I’ve recently become close with Abe and Frank, two older guys in my neighborhood. At 90 and 88 respectively, they’re not the typical age of my other friends. At first I wasn’t sure if it was friendship. Maybe they were just humoring me or passing the time. Why would old people want to be friends with me, a 35-year-old?
But then there was one day I heard a knock on my neighbor’s door. Soon the voice of an older man, who sounded confused as he spoke with my neighbor, grabbed my attention. I peeked through the blinds and there was Frank. two-thirds the way up my neighbor’s stairs, his hand gripping the railing intensely.
Frank had seen me entering my apartment on a few occasions, but didn’t know exactly where I lived. I don’t even think he had remembered my name at that point. I helped him down the neighbor’s stairs and then back up to my apartment.
“I just came to say hi,” he told me.
As we sat on my couch and chatted, that’s when I knew we were friends.
Almost every day Frank walks over to Abe’s house, where they sit on the stoop and speak to each other in Yiddish. I would pass by as I walked my dog, and soon I was sitting with them (they switched to English for me). I’d spend upward of an hour talking to them, sharing details about my life, but my interest was in learning about their lives.
I’ve always felt a kinship with the elderly. I’m sure, in part, it’s because of the close relationship I had with my grandparents. But it could also be my penchant for comfortable clothing and early-bird specials.
Collecting advice from the older generation, thanks to Abe and Frank, suddenly became a habit, which in turn inspired me to start a blog (LifeAdviceFromOldPeople.com). The blog collects pearls of wisdom from aging Hollywood celebrities to people like Abe, whose advice to me always focuses on finding a good job and getting paid for whatever I do. I think that’s mainly why he agreed to talk to me for my blog. He mistakenly thinks this is a living. How am I supposed to tell him I just enjoy it?

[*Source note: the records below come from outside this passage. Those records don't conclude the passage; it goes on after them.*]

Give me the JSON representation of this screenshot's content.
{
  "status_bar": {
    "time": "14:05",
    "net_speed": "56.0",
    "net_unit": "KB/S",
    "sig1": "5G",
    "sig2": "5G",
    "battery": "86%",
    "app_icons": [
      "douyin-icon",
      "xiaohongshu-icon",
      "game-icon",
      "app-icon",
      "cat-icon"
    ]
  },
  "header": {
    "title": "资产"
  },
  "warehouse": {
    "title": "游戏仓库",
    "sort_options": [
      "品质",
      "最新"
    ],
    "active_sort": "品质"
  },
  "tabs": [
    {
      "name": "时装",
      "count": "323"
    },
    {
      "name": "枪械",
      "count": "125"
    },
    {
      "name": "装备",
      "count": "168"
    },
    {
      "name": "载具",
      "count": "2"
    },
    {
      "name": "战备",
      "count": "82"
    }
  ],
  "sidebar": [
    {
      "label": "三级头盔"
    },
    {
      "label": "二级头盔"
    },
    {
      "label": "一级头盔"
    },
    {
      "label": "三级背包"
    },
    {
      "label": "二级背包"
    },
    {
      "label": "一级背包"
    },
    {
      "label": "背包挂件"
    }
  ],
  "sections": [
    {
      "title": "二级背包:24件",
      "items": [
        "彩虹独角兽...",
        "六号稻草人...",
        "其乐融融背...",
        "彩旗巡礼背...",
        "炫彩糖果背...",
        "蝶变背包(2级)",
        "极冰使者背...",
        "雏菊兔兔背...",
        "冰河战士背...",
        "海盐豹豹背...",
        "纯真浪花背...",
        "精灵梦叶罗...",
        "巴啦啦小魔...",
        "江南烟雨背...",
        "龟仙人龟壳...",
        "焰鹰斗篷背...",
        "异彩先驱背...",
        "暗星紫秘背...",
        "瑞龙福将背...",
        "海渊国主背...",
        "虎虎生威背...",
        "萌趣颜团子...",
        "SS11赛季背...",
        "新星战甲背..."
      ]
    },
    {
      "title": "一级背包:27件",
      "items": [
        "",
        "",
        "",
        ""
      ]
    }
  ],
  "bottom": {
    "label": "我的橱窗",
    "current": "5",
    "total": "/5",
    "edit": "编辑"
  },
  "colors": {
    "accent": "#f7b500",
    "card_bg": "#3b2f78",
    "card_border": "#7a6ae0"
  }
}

I started collecting advice because I love to hear from the older generation. I miss my grandparents, my dad died when I was 18, and I live far from my family on the other side of the country. Collecting advice is a way for me to constantly evaluate the choices I’ve made in life. I’ve also met some pretty great people. And, I’ve learned that they get something out of giving me the advice, as well – a reminder that what they say matters.
The blog is barely a month old and it’s still difficult for me to walk over to someone, introduce myself and then ask for some life advice. I feel like I did when I was single, nervously approaching an attractive girl. I used to break my neck at a nice pair of gams in a short skirt; Now I cross the street to chat with the lady holding a walker.
I get “no” on a daily basis. We’re not used to strangers coming over to us and asking for our opinions on life. Also, the word “blog” doesn’t exactly resonate with someone born before 1940. But, once there’s a “yes,” something interesting happens. People begin to open up, and they usually don’t want to end the conversation.
Not all of the advice is the most original or brilliant:
These aren’t gems destined to change the way we look at life, nor are they roadmaps for how to accomplish them. But the people giving me advice have influenced me with their stories.
Some of the advice has been powerful.
Jon Voight, a man whom I probably have little in common with politically, has given me advice I still think about. I was lucky enough to spot him in my neighborhood, hanging out with a friend, another man I’d interviewed.
“Cherish the beautiful things you have, take care of your health, and go forward and be a good guy,” Voight told me. “When it’s all finished, look back and say, ‘I was one of the good guys,’ and then you’ll be fine.”
And after directing me in a commercial, I was lucky enough to ask Oscar-winning director Errol Morris for advice.
“Life is an opportunity to make mistakes that can never be fixed,” he told me. Maybe he was right. I should strive to be a better person – always. But, when I make a mistake, don’t keep kicking myself. Accept it and move on.
Frank, one of the guys who inspired this whole project, told me how important it is for him to lead a “quiet life.” That was his advice to me, both on and off camera. He doesn’t want for more than is necessary. He reminds me of the importance of simplicity, and after striving for the simple and basic pleasures, being content and happy with what you have.
Even when the advice doesn’t seem as interesting as I had hoped, or one person is not as eloquent as another, I take pleasure in the conversation and in getting to know someone new.
And now I have a whole lot of new old friends.
Murray just mailed me pictures of his art, and asked me to spend time with him in his studio while he paints. David wants me to go with him to a blues club I recommended. Mollie asked that I come to her house for a Sunday brunch. I’m even receiving invitations for Shabbat dinners and drinks – simply for stopping strangers and asking them for a little advice.
Seth Menachem is an actor and writer living in Los Angeles. His blog can be seen at www.lifeadvicefromoldpeople.com.
We welcome your feedback.
Your information will not be shared or sold without your consent. Get all the details.
Terms of Service
JewishJournal.com has rules for its commenting community.Get all the details.
JewishJournal.com reserves the right to use your comment in our weekly print publication.